Our product delivers instant awareness of situations at remote and distributed locations, either on-demand or in the case of an event. We transfer video and data from mostly remote geographical location over efficient low bandwidth LTE Network. Thanks to analytics on the edge we are able to cut down on the data sent to the cloud. Analytics in the cloud filters out false positives and provides our clients with timely accurate information—at all times.
For Osprey’s platform to perform exceptionally, we need to host our application in a high-grade hosting environment that is able to process variable amounts of data quickly.
AWS has been critical for Osprey to make this work, cost effectiveness paired with a fast and reliable content delivery network ensures our clients across North America receive exceptional response times.
Specifically, what AWS services have you been using and what benefit are those services providing to you?
We use a variety of AWS tools. The key benefit of being on the platform is the flexibility and on-demand nature of AWS products: It gives us the ability to adjust infrastructure as required based our clients’ needs. Also, as we are continuously improving our product, so the ability to quickly scale and test solutions is a distinct advantage.
The bulk of the services we use are elastic hosting option, such as EC2, Lambda and RDS – services which allow us to change our deployment strategy on demand, making it a lot easier to manage end-to-end costs.

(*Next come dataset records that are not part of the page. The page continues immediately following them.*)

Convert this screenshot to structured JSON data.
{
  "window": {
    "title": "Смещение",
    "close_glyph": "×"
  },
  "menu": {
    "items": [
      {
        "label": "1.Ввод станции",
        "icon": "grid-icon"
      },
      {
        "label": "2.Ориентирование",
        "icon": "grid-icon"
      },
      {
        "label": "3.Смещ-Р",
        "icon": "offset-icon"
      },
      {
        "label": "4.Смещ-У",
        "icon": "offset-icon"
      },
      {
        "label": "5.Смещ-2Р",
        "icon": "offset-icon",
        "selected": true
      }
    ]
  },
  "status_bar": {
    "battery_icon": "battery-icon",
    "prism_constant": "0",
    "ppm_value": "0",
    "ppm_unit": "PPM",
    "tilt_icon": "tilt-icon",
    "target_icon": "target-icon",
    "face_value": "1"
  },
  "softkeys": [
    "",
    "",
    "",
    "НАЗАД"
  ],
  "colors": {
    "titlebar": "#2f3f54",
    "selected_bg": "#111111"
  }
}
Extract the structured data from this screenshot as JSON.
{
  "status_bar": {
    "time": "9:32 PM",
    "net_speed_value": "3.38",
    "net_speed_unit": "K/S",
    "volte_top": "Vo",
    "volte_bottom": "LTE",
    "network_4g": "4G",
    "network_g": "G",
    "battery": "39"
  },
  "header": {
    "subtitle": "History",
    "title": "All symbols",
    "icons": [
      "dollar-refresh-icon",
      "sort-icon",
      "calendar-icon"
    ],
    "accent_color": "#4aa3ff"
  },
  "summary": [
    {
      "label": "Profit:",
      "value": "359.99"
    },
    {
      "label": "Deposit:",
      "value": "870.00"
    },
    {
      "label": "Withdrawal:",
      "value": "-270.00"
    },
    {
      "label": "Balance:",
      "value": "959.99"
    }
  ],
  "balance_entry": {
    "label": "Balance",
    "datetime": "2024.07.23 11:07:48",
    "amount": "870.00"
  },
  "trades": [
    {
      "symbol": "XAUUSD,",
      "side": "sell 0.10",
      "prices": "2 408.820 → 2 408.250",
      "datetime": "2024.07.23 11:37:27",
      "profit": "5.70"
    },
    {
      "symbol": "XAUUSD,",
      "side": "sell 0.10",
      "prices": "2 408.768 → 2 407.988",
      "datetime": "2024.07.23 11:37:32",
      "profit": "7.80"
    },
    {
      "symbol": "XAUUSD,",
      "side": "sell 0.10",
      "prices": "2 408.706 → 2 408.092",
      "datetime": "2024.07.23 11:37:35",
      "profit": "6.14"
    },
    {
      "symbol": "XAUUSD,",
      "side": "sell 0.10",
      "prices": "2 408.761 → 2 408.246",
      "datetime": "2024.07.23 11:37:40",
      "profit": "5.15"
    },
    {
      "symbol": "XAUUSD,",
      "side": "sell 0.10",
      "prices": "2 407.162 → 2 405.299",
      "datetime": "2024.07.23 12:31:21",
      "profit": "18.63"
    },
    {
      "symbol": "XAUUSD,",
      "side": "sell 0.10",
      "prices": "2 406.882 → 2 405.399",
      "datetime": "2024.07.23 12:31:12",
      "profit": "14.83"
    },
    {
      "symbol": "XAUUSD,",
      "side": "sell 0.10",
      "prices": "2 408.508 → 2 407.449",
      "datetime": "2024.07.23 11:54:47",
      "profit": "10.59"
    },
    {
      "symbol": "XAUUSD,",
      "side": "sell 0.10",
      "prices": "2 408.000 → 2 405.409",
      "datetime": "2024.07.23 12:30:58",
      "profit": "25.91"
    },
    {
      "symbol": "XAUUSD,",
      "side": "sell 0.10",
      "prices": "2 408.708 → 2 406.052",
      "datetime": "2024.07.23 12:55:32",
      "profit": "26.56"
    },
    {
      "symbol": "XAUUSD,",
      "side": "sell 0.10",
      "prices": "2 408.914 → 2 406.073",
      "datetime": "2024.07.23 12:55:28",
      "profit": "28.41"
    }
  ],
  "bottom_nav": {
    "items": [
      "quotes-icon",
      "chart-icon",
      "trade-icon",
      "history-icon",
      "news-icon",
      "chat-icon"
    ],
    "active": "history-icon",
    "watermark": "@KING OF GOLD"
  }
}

We also utilize more specialized features and services such as IAM and Route53 which have been critical for us, cutting down development costs and getting new features deployed quickly.
A key part of our platform is AI/ML image analysis. We work with machine learning models extensively– testing, tweaking, and evaluating. SageMaker has been an invaluable tool, both for new experimental services, as well as production-grade features.
What is the biggest challenge that you’ve faced in your current role and how did you overcome it?
A definite challenge has been to shift focus from the transformative aspects of our product and make clients to look past the obvious, conventional security applications. It has been difficulty to convince clients to take a leap of faith, trusting something that has not been tried before.
We really needed to understand how the value of our product would fit in and improve their business processes, driving real ROI across the enterprise. Our first enterprise client really gave us an opportunity to prove our product and value.
When did you first know Osprey was going to be a success?
There were many, but a major milestone was getting our first enterprise-grade client. Having a company several times larger than yours believe in your vision and understand the value proposition of your product, proves you’ve managed to build something good.
As a founder, you may not need this kind of feedback, especially if you’re caught in the moment of trying to build your vision. Maybe as a driven founder you do not – but your team definitely does. Knowing that the overtime they’ve put in over last few months amounted to something real (and big!) can motivate people better than anything.
Was it critical to start your company in Alberta?
Alberta can be under-valued when it comes to tech, as it is often overshadowed by the Oil & Gas industry. However, there are many skilled software engineers here and, while relatively small, the tech ecosystem is very well rounded. Also, being in a place that is a regional hub for Oil & Gas is definitely beneficial while developing a product that targets heavy industry: All the types of users of your system will be in your reach.
What’s one thing you can’t do without?
A great team. One of the most important lessons of the last few years is that you can’t build great things in isolation. Continued feedback is critical to making something that has an impact. You want to surround yourself with the best people you can find, and don’t shy away from getting people that are better than yourself. Get people that will challenge each other – and yourself. This is true for all sets of skills, not just technical. After all, you are building a company, not just a product.